science... and it's down to gender stereotypes
Life and Style
The racy marketing to entice consumers to buy Fairlife, which launches in the US next month
food + drink
Arts and Entertainment
Inner sanctum: Tove Jansson and friends in her studio in 1992
booksWhat was the inspiration for Finland's most famous family?
News
i100
Latest stories from i100
Have you tried new the Independent Digital Edition apps?
Independent Dating
and  

By clicking 'Search' you
are agreeing to our
Terms of Use.

iJobs Job Widget
iJobs Money & Business

Citifocus Ltd: Product Development - Asset Management

£Attractive: Citifocus Ltd: High calibre individual with significant product d...

Citifocus Ltd: Credit Ratings - Banking Sector

£Negotiable: Citifocus Ltd: Leading global bank seeks experienced credit analy...

Citifocus Ltd: Economic Crime Investigation & Analysis

£Attractive Package: Citifocus Ltd: High calibre individual with a high degree...

Citifocus Ltd: Snr Risk Analyst - Capital & Liquidity

£Attractive: Citifocus Ltd: High calibre individual with superior academics an...

Day In a Page

Homeless Veterans Christmas Appeal: Drifting and forgotten - turning lives around for ex-soldiers

Homeless Veterans Christmas Appeal: Turning lives around for ex-soldiers

Our partner charities help veterans on the brink – and get them back on their feet
Putin’s far-right ambition: Think-tank reveals how Russian President is wooing – and funding – populist parties across Europe to gain influence in the EU

Putin’s far-right ambition

Think-tank reveals how Russian President is wooing – and funding – populist parties across Europe to gain influence in the EU
Tove Jansson's Moominland: What was the inspiration for Finland's most famous family?

Escape to Moominland

What was the inspiration for Finland's most famous family?
Nightclubbing with Richard Young: The story behind his latest book of celebrity photographs

24-Hour party person

Photographer Richard Young has been snapping celebrities at play for 40 years. As his latest book is released, he reveals that it wasn’t all fun and games
Michelle Obama's school dinners: America’s children have a message for the First Lady

A taste for rebellion

US children have started an online protest against Michelle Obama’s drive for healthy school meals by posting photos of their lunches
Colouring books for adults: How the French are going crazy for Crayolas

Colouring books for adults

How the French are going crazy for Crayolas
Jack Thorne's play 'Hope': What would you do as a local politician faced with an impossible choice of cuts?

What would you do as a local politician faced with an impossible choice of cuts?

Playwright Jack Thorne's latest work 'Hope' poses the question to audiences
Ed Harcourt on Romeo Beckham and life as a court composer at Burberry

Call me Ed Mozart

Paloma Faith, Lana del Ray... Romeo Beckham. Ed Harcourt has proved that he can write for them all.
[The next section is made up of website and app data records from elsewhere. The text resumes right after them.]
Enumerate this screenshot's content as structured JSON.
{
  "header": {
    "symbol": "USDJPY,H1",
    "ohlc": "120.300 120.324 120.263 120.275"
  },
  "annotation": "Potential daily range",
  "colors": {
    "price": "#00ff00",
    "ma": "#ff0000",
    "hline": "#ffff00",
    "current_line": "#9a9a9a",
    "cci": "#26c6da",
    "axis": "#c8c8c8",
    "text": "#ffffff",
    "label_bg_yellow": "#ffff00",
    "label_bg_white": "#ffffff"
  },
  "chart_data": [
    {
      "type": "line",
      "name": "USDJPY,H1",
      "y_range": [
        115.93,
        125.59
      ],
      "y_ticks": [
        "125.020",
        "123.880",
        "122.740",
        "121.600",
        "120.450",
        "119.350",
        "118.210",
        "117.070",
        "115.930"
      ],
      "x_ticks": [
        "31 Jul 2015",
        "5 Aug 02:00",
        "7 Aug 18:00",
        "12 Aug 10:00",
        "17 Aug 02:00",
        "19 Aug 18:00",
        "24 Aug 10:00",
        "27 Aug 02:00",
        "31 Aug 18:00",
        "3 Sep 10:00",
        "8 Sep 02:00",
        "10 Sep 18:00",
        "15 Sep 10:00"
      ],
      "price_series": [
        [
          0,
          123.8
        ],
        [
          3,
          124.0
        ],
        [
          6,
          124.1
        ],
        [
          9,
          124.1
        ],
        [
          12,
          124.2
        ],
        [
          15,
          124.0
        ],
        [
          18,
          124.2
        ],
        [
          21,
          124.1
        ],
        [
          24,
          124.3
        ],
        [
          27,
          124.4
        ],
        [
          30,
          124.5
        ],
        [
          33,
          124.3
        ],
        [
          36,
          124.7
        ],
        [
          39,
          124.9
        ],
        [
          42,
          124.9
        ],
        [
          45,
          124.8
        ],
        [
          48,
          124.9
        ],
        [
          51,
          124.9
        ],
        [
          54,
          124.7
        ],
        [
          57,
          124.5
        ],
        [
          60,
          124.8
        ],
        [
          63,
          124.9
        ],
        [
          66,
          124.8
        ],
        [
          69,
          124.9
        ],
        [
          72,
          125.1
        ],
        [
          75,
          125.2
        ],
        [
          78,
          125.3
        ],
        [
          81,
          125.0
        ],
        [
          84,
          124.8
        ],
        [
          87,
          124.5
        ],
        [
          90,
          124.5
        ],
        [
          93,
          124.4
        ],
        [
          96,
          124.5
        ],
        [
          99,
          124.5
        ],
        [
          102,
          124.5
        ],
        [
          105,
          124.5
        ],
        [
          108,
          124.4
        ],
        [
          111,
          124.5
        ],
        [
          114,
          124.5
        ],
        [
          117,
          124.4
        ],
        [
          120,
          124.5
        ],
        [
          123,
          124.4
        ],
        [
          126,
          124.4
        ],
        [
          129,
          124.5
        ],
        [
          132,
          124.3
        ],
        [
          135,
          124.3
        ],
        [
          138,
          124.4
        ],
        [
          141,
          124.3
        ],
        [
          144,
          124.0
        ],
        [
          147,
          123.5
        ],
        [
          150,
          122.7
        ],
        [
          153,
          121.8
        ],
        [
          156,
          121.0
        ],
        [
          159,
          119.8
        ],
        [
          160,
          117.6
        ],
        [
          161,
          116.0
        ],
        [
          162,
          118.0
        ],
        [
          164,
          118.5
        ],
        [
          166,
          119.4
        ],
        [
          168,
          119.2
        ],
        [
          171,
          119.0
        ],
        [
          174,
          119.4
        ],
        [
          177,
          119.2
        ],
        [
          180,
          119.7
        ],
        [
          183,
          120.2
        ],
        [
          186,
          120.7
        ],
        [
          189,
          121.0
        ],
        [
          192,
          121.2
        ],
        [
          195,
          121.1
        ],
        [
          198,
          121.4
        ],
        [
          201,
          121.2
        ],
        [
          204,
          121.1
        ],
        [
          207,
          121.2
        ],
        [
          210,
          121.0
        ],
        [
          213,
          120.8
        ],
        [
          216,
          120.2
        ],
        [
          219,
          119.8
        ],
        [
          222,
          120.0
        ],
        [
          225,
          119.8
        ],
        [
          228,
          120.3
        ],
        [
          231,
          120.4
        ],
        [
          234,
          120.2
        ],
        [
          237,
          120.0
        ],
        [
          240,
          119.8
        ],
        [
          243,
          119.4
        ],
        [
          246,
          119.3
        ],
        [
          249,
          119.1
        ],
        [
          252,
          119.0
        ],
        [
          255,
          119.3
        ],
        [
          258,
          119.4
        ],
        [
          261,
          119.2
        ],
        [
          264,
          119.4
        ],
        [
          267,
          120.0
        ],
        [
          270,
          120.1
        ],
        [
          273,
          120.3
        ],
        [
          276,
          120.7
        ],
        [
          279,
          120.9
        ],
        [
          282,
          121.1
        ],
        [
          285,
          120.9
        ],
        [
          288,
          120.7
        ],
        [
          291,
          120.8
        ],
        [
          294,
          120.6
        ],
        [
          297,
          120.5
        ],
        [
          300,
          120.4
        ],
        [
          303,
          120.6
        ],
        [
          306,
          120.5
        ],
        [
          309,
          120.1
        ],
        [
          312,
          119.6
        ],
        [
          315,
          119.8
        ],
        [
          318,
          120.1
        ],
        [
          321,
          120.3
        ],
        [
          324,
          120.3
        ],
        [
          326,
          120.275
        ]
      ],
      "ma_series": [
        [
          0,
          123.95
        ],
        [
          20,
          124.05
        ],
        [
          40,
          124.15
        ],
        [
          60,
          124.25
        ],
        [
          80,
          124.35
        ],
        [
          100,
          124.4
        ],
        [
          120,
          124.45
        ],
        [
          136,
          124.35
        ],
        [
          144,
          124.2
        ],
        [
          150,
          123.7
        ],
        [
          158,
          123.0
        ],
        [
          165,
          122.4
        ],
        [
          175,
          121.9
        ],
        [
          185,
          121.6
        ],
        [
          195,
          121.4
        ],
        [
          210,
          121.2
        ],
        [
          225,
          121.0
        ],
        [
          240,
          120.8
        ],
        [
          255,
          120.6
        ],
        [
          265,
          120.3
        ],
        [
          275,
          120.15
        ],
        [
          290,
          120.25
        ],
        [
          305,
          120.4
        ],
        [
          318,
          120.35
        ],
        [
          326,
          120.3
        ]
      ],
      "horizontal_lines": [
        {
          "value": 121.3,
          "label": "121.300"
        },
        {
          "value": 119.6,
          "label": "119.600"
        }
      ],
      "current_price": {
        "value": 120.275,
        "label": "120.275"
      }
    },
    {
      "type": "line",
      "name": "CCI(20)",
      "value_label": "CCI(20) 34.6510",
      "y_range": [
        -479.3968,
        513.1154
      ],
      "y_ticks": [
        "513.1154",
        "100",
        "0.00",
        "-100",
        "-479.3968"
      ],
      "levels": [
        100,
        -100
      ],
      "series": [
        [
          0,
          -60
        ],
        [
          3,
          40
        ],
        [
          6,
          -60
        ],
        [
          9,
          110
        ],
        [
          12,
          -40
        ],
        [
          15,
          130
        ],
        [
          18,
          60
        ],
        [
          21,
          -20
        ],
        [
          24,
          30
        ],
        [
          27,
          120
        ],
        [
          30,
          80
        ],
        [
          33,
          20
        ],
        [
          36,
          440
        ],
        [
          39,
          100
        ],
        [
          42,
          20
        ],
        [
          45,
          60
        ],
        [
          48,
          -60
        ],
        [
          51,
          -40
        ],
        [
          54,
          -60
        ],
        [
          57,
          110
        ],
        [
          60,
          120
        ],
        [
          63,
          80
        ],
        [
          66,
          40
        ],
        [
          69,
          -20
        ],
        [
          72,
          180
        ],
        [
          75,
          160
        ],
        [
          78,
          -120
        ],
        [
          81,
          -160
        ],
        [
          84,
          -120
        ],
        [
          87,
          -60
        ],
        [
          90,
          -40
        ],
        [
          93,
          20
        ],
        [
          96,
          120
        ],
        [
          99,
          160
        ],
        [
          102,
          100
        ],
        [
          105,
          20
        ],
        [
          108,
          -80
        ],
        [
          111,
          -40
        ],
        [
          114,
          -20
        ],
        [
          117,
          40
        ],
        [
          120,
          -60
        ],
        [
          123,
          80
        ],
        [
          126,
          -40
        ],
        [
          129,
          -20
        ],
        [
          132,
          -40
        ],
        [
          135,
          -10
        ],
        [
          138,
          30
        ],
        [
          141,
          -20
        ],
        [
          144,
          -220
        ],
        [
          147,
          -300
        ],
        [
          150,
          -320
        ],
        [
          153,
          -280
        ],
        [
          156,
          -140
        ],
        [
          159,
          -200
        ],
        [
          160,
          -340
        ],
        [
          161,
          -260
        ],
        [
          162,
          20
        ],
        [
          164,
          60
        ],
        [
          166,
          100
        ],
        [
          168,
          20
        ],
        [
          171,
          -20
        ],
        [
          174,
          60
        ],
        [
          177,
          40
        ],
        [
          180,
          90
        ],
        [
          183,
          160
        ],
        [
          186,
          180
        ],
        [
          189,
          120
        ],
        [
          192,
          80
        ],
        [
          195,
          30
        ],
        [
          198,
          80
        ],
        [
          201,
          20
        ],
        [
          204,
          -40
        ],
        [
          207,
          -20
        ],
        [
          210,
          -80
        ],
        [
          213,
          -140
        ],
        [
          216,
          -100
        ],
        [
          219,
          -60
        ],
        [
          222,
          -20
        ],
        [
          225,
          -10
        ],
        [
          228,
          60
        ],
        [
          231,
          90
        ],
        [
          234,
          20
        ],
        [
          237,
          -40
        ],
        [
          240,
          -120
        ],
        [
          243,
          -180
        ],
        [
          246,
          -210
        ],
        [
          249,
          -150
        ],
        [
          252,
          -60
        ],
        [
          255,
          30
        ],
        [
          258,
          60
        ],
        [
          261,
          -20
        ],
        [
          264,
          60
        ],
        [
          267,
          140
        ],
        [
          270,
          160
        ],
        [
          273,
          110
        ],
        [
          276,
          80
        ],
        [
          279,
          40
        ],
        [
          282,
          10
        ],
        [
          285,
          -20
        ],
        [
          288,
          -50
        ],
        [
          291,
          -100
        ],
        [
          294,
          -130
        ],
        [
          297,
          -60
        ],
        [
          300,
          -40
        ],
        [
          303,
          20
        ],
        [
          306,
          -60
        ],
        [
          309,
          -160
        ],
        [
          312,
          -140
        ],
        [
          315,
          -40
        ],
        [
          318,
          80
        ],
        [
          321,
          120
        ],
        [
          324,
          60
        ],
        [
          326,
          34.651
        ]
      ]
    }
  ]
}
But it took a personal crisis to turn him from indie star to writer-for-hire
10 best stocking fillers for foodies

Festive treats: 10 best stocking fillers for foodies

From boozy milk to wasabi, give the food-lover in your life some extra-special, unusual treats to wake up to on Christmas morning
'I have an age of attraction that starts as low as four': How do you deal with a paedophile who has never committed a crime?

'I am a paedophile'

Is our approach to sex offenders helping to create more victims?
How bad do you have to be to lose a Home Office contract?

How bad do you have to be to lose a Home Office contract?

Serco given Yarl’s Wood immigration contract despite ‘vast failings’
Green Party on the march in Bristol: From a lost deposit to victory

From a lost deposit to victory

Green Party on the march in Bristol
Putting the grot right into Santa's grotto

Winter blunderlands

Putting the grot into grotto
'It just came to us, why not do it naked?' London's first nude free runner captured in breathtaking images across capital

'It just came to us, why not do it naked?'

London's first nude free runner captured in breathtaking images across capital
In a world of Saudi bullying, right-wing Israeli ministers and the twilight of Obama, Iran is looking like a possible policeman of the Gulf

Iran is shifting from pariah to possible future policeman of the Gulf

Robert Fisk on our crisis with Iran